(What you should do) Where a line of the listing below holds "name", add it to the tally; give only the final number.

(Exercise data)
-- Opening Marker --

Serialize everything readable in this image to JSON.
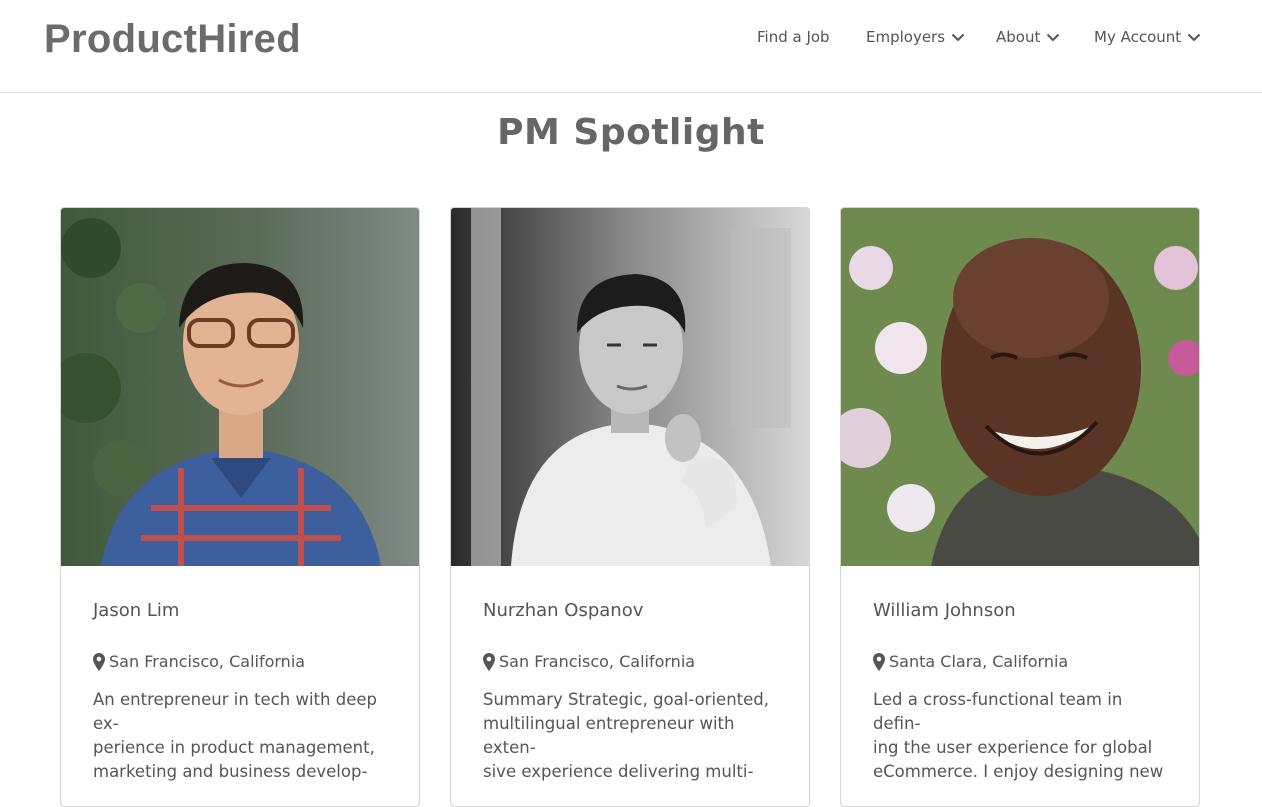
{
  "brand": {
    "logo_text": "ProductHired"
  },
  "nav": {
    "items": [
      {
        "label": "Find a Job",
        "has_dropdown": false
      },
      {
        "label": "Employers",
        "has_dropdown": true
      },
      {
        "label": "About",
        "has_dropdown": true
      },
      {
        "label": "My Account",
        "has_dropdown": true
      }
    ]
  },
  "page": {
    "title": "PM Spotlight"
  },
  "cards": [
    {
      "name": "Jason Lim",
      "location": "San Francisco, California",
      "summary_lines": [
        "An entrepreneur in tech with deep ex-",
        "perience in product management,",
        "marketing and business develop-"
      ]
    },
    {
      "name": "Nurzhan Ospanov",
      "location": "San Francisco, California",
      "summary_lines": [
        "Summary Strategic, goal-oriented,",
        "multilingual entrepreneur with exten-",
        "sive experience delivering multi-"
      ]
    },
    {
      "name": "William Johnson",
      "location": "Santa Clara, California",
      "summary_lines": [
        "Led a cross-functional team in defin-",
        "ing the user experience for global",
        "eCommerce. I enjoy designing new"
      ]
    }
  ],
  "colors": {
    "text": "#555555",
    "logo": "#6b6b6b",
    "border": "#d5d5d5"
  },
  "icons": {
    "dropdown": "chevron-down-icon",
    "location": "map-marker-icon"
  }
}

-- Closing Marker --

(Reply to the exercise) 3